● How to complete this task: Each line in the records below that has the word "skin" should be copied.

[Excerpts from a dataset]
————

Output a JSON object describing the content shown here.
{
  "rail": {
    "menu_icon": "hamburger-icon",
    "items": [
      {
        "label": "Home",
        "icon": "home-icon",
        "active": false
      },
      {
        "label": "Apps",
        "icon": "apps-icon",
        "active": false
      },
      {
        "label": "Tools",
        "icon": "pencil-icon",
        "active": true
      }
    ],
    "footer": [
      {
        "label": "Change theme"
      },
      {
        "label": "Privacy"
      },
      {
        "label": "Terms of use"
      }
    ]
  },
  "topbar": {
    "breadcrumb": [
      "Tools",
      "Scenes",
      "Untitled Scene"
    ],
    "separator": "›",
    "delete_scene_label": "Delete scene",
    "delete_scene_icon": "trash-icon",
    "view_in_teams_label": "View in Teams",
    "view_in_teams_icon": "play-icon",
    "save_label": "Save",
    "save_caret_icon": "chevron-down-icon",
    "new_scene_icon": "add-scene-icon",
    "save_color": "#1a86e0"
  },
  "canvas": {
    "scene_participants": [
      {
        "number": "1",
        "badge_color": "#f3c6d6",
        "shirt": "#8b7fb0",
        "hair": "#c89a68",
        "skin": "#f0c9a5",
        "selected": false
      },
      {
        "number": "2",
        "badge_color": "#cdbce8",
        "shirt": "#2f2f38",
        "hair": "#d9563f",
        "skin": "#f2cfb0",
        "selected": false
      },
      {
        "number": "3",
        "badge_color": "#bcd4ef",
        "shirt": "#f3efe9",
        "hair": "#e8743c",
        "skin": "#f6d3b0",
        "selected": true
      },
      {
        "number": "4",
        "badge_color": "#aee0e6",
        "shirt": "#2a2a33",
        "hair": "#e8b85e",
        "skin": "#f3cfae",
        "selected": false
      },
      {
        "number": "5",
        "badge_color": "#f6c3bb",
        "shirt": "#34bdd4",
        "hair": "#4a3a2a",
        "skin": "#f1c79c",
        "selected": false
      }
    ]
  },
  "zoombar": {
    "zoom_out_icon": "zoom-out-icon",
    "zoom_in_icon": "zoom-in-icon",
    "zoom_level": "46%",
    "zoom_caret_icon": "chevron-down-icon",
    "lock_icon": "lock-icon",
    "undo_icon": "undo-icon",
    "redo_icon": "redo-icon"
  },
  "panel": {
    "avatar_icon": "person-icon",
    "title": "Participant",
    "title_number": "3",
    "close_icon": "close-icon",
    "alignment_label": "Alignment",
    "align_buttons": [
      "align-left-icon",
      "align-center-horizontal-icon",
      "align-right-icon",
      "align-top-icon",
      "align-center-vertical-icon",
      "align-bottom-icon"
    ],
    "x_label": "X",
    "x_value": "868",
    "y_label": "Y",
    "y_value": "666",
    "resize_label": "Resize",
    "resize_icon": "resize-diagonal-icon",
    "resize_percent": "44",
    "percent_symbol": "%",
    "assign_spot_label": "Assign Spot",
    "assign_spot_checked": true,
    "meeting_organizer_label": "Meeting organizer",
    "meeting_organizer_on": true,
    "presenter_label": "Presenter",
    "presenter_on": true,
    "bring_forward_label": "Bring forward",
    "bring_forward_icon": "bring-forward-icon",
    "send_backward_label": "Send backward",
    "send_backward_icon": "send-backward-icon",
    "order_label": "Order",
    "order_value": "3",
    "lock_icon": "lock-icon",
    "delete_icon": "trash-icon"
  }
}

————

● Solution for this exercise:
        "skin": "#f0c9a5",
        "skin": "#f2cfb0",
        "skin": "#f6d3b0",
        "skin": "#f3cfae",
        "skin": "#f1c79c",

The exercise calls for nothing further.